Vasquez echoed Malone's sentiments in what the two can provide on offense when on the court together.
"I think we can finish games together," he said. "Sometimes he can handle it. Sometimes I can handle it. Like I said, it’s not a competition about who’s going to start, who’s going to play the most minutes, it’s about winning."
Yet Vasquez also pointed out that despite their difference in size (Vasquez is 6'6"; Thomas is 5'9"), they can be effective on the defensive end. This is mainly because of Vasquez's above-average size for a point guard.
"With him, playing with him, it’s to my advantage because it’s uptempo," Vasquez said. "I can guard the 2. We can switch defensively too."
There are limitations to how much the two of them can play together, but it's not because they're not compatible. It's because playing them together either means both Marcus Thornton and Ben McLemore are on the bench, or the Kings are rolling with a three-guard lineup.
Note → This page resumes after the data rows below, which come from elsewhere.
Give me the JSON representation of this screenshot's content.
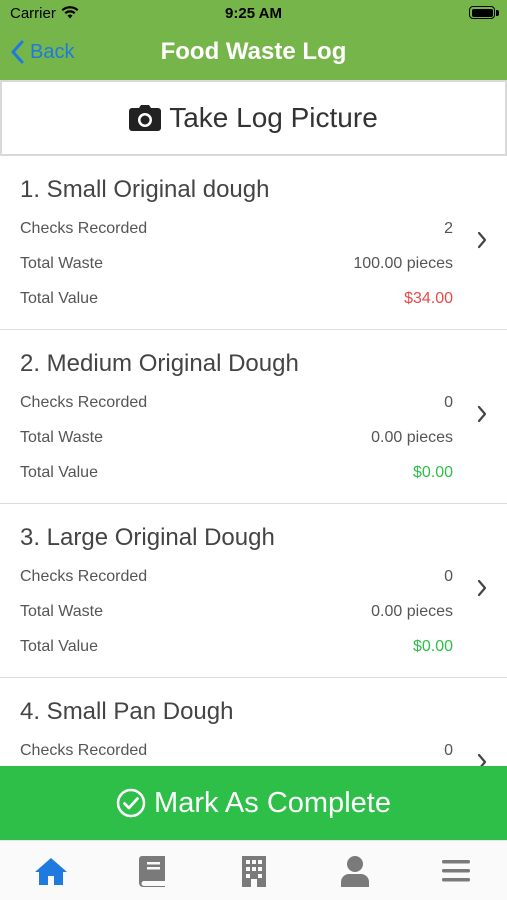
{
  "status_bar": {
    "carrier": "Carrier",
    "time": "9:25 AM"
  },
  "nav": {
    "back_label": "Back",
    "title": "Food Waste Log"
  },
  "photo_button": {
    "label": "Take Log Picture",
    "icon": "camera-icon"
  },
  "items": [
    {
      "title": "1. Small Original dough",
      "rows": [
        {
          "label": "Checks Recorded",
          "value": "2"
        },
        {
          "label": "Total Waste",
          "value": "100.00 pieces"
        },
        {
          "label": "Total Value",
          "value": "$34.00",
          "value_color": "#e64b4b"
        }
      ]
    },
    {
      "title": "2. Medium Original Dough",
      "rows": [
        {
          "label": "Checks Recorded",
          "value": "0"
        },
        {
          "label": "Total Waste",
          "value": "0.00 pieces"
        },
        {
          "label": "Total Value",
          "value": "$0.00",
          "value_color": "#2dbf48"
        }
      ]
    },
    {
      "title": "3. Large Original Dough",
      "rows": [
        {
          "label": "Checks Recorded",
          "value": "0"
        },
        {
          "label": "Total Waste",
          "value": "0.00 pieces"
        },
        {
          "label": "Total Value",
          "value": "$0.00",
          "value_color": "#2dbf48"
        }
      ]
    },
    {
      "title": "4. Small Pan Dough",
      "rows": [
        {
          "label": "Checks Recorded",
          "value": "0"
        }
      ]
    }
  ],
  "complete_button": {
    "label": "Mark As Complete",
    "icon": "check-circle-icon"
  },
  "tabs": [
    {
      "icon": "home-icon",
      "active": true
    },
    {
      "icon": "book-icon",
      "active": false
    },
    {
      "icon": "building-icon",
      "active": false
    },
    {
      "icon": "person-icon",
      "active": false
    },
    {
      "icon": "menu-icon",
      "active": false
    }
  ],
  "colors": {
    "header": "#76b54a",
    "back": "#1f7ae0",
    "complete": "#2dbf48",
    "loss": "#e64b4b",
    "zero": "#2dbf48",
    "tab_active": "#1f7ae0",
    "tab_inactive": "#7a7a7a"
  }
}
Neither scenario is ideal for extended periods of time, which is why they've only shared the court for 70 minutes through 10 games.
Would you like to see Vasquez and Thomas share the court more often?
As the season goes forward, much could change in way of the team's rotation. We've already seen a shakeup to the starters during this early portion of the season. However, one thing that shouldn't change is the alignment at point guard.
Vasquez should continue to round into shape as the starter. Thomas should remain a stalwart off the bench.
That's the best way to handle the dynamics between this duo.
Unless noted otherwise, all quotes were obtained firsthand.
All stats are accurate through games played on Nov. 19 and come courtesy of Basketball-Reference, unless noted otherwise.
You can follow me on Twitter: @SimRisso